Abruptly ending just as the road narrows and railings begin, dotted with obstacles or just plain ridiculous. You need a PhD in London cycle paths just to make any sense of it.
All the good cycle lanes have cars parked on them
We want to use the cycle lanes, honestly we do. But most of the time we just can’t.
Parking here is actually legal. Honestly, the mind boggles…
This is probably not legal, but that doesn’t stop anyone..
I’m hungry and tired and I have to peddle

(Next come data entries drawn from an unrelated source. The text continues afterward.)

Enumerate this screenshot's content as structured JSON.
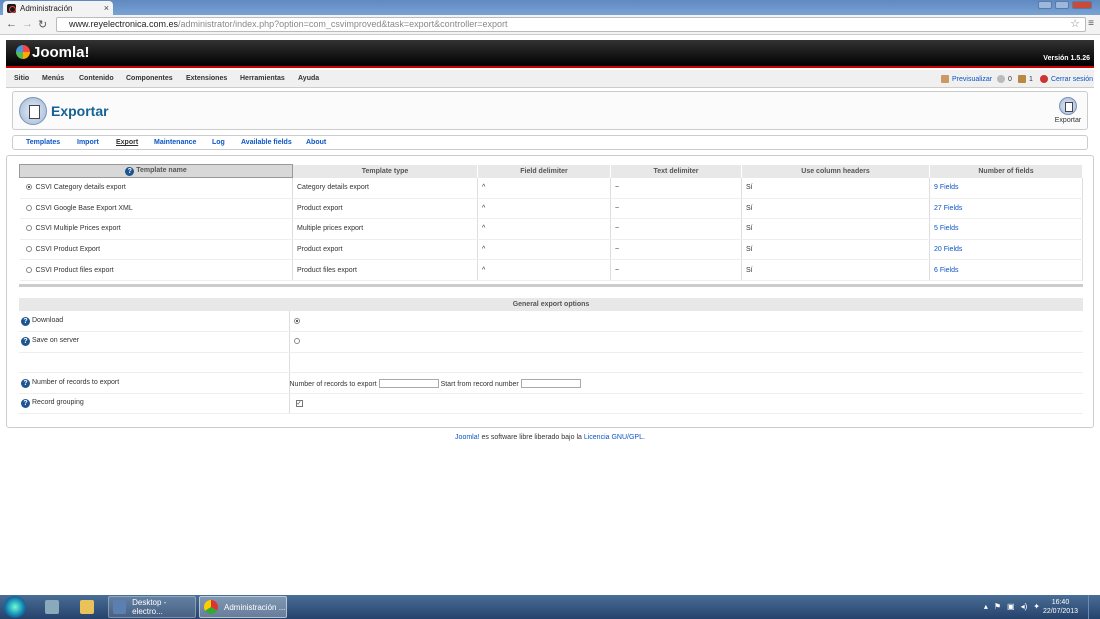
{
  "browser": {
    "tab_title": "Administración",
    "tab_close": "×",
    "url_host": "www.reyelectronica.com.es",
    "url_path": "/administrator/index.php?option=com_csvimproved&task=export&controller=export"
  },
  "header": {
    "logo_text": "Joomla!",
    "version": "Versión 1.5.26"
  },
  "menu": {
    "items": [
      "Sitio",
      "Menús",
      "Contenido",
      "Componentes",
      "Extensiones",
      "Herramientas",
      "Ayuda"
    ],
    "preview": "Previsualizar",
    "messages_count": "0",
    "users_count": "1",
    "logout": "Cerrar sesión"
  },
  "toolbar": {
    "page_title": "Exportar",
    "export_button": "Exportar"
  },
  "submenu": {
    "items": [
      "Templates",
      "Import",
      "Export",
      "Maintenance",
      "Log",
      "Available fields",
      "About"
    ],
    "active": "Export"
  },
  "templates_table": {
    "headers": [
      "Template name",
      "Template type",
      "Field delimiter",
      "Text delimiter",
      "Use column headers",
      "Number of fields"
    ],
    "rows": [
      {
        "name": "CSVI Category details export",
        "type": "Category details export",
        "field_delim": "^",
        "text_delim": "~",
        "headers": "Sí",
        "fields": "9 Fields",
        "selected": true
      },
      {
        "name": "CSVI Google Base Export XML",
        "type": "Product export",
        "field_delim": "^",
        "text_delim": "~",
        "headers": "Sí",
        "fields": "27 Fields",
        "selected": false
      },
      {
        "name": "CSVI Multiple Prices export",
        "type": "Multiple prices export",
        "field_delim": "^",
        "text_delim": "~",
        "headers": "Sí",
        "fields": "5 Fields",
        "selected": false
      },
      {
        "name": "CSVI Product Export",
        "type": "Product export",
        "field_delim": "^",
        "text_delim": "~",
        "headers": "Sí",
        "fields": "20 Fields",
        "selected": false
      },
      {
        "name": "CSVI Product files export",
        "type": "Product files export",
        "field_delim": "^",
        "text_delim": "~",
        "headers": "Sí",
        "fields": "6 Fields",
        "selected": false
      }
    ]
  },
  "export_options": {
    "title": "General export options",
    "download": "Download",
    "save_on_server": "Save on server",
    "records_label": "Number of records to export",
    "records_field": "Number of records to export",
    "start_field": "Start from record number",
    "record_grouping": "Record grouping",
    "check_mark": "✓"
  },
  "footer": {
    "joomla_link": "Joomla!",
    "text": " es software libre liberado bajo la ",
    "license": "Licencia GNU/GPL",
    "dot": "."
  },
  "taskbar": {
    "item1": "Desktop - electro...",
    "item2": "Administración ...",
    "time": "16:40",
    "date": "22/07/2013"
  }
}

Maybe they’ve mis-timed their lunch break, maybe they’re on their way home for dinner after a long day at work. Either way, that blood sugar is on its way down with every pump of that obnoxiously lyrca-clad leg. And it’s raining too. Fuck with them at your peril!

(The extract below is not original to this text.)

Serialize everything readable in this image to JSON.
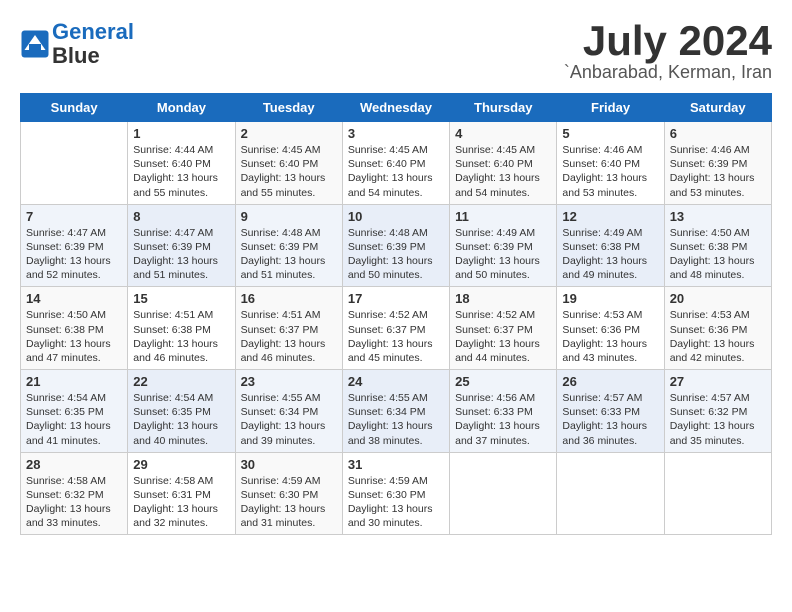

It’s not a sign. It’s an insult.
Would a helpful “Cycle Lane Ends in 10m” sign be too much to ask? Signage for cyclists in London is pretty limited. We’re generally at the mercy of white squiggles on the road, which usually have a car parked over them. Once in a while, though, the local authorities really outdo themselves…
Some kind of modern art? No it’s a ridiculous sign denoting a ridiculous route. Just keep turning left until you get dizzy..
Motorists Hate You…
Their impatience is palpable. Sometimes it’s articulated. Sometimes it even gets violent.
Tweets like this are common:
Not forgetting the famous Emma Way:
The hashtag #bloodycyclists has now been reclaimed by tweeting cyclists (not while on the bike please!).
The us-vs-them mentality doesn’t just come from one side but considering how vulnerable cyclists are in the face of hatred from motorists, it’s no wonder they get defensive.
.. So do pedestrians
You’re not wanted on the road but you’re sure as hell not wanted on the pavement either – in fact it’s not strictly legal to cycle on the pavement. Your only safe haven is the bike lane but pedestrians will happily walk on them and then get offended if you ring your bell at them.
The big Road Tax myth
Two words that can make any cyclist see red: Road Tax. You’ll be surprised how many cyclists have had it shouted at them, usually just after complaining to a driver for putting them at risk: “At least I pay Road Tax!”
As IPayRoadTax.com is trying to hammer in to people, there is no such thing as road tax. There is car tax but even that doesn’t necessarily go exclusively to paying for roads. Maintaining the road network, pavements and cycle lanes is paid for out of government coffers and by local authorities, which means we all pay for it and therefore all have every right to benefit from it.
The air isn’t fit for purpose
Pollution-related diseases and even deaths are on the rise thanks to all those diesel-powered bicycles. Oh wait…
Air pollution KILLS more than 4000 people every year! In fact, the air is so polluted, we’re sometimes even warned against cycling. Talk about vicious cycle.
So if you’re driving and a cyclist looks at you like you’re the scourge of society, can you really blame them?
Some cyclists really are just twats
It’s true. There’s always one.